Critics’ Picks

Richard Misrach, Diving Board, Salto, 1943, C-print, 18 x 23".

Richard Misrach, Diving Board, Salto, 1943, C-print, 18 x 23".

Stanford

“California: The Art of Water”

Cantor Arts Center
328 Lomita Dr
July 13–November 28, 2016

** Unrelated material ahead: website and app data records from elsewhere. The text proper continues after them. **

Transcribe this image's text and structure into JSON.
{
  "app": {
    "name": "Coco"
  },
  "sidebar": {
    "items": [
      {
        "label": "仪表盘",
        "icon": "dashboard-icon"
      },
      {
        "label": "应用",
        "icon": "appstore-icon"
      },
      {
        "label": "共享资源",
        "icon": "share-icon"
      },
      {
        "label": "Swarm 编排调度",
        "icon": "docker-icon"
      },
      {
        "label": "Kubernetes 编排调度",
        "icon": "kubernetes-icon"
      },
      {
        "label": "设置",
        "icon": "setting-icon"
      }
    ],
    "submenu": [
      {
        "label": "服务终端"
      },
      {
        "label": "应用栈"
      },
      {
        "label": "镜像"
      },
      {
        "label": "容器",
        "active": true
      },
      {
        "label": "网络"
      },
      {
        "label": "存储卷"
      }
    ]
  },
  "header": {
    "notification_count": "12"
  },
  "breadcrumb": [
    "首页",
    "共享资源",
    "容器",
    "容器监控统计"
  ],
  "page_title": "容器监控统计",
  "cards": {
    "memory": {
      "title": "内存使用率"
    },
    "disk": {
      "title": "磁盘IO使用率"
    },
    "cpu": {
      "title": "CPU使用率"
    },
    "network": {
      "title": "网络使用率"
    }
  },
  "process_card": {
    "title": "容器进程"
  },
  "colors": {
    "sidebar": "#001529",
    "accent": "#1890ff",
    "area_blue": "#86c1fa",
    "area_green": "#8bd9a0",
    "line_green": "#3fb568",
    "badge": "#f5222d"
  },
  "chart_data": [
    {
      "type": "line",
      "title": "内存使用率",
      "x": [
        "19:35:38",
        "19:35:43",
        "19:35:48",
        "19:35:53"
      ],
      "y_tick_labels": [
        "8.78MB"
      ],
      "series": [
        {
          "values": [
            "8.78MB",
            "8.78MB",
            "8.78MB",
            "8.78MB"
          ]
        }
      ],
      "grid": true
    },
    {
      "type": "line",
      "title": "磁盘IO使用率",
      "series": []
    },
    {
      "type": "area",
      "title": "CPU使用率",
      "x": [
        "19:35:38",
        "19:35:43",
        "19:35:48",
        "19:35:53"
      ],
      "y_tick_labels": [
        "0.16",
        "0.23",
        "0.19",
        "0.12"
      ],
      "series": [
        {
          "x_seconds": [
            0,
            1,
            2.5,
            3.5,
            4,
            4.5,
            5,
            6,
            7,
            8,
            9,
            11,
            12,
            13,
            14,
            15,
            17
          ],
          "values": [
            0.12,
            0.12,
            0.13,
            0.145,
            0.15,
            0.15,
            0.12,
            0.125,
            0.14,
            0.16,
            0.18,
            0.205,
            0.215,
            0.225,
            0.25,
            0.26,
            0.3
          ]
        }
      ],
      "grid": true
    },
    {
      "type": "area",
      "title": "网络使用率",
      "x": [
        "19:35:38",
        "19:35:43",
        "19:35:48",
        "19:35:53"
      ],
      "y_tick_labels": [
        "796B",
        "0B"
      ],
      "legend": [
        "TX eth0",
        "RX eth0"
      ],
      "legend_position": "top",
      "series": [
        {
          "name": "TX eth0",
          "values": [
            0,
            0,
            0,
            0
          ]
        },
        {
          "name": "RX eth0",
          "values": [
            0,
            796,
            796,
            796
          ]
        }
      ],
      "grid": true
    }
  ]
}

As true today as when it was published in 1977, Joan Didion’s essay “Holy Water” speaks to the Californian’s obsession with water, a fanatic preoccupation sparked by wildfires on the Big Sur coast and years of drought that have compelled the rising of the land itself. The exhibition “California: The Art of Water” traces a centuries-long struggle––a history of mercurial oppositions––over resources bestowed only grudgingly or in excess. The cerulean volume of David Hockney’s Sprungbrett mit Schatten (Paper Pool #14), 1978, acts as mocking foil to the thirsty void that opens beneath Diving Board, Salton Sea, photographed by Richard Misrach in 1983. Strawberry and peach fields flooded by irrigation networks in photographs by Thomas Hill and Peter Goin are remarkably like Henry Bainbridge and George W. Casilear’s lithographic print depicting catastrophe in Views of Sacramento City as It Appeared During the Great Inundation in January 1850, ca. 1850.

In an effort to survive, real things are made to appear like their surrogates, turning nature into a landscape of wedded polarities. Goin’s Golf Course near Coachella, 2007, shows bare, scrappy hillsides rising behind golf courses cropped into turf-green gingham. In Stephen Johnson’s California Aqueduct Near Tracy, 1984, a waterway is caught stilled to a smoothness that is more like the black uniformity of asphalt than the tempestuous course of a river. As Didion noted, “Water is important to people who do not have it, and the same is true of control.” Documented here is a state’s infinite campaign to wrest both from a reluctant and hostile land.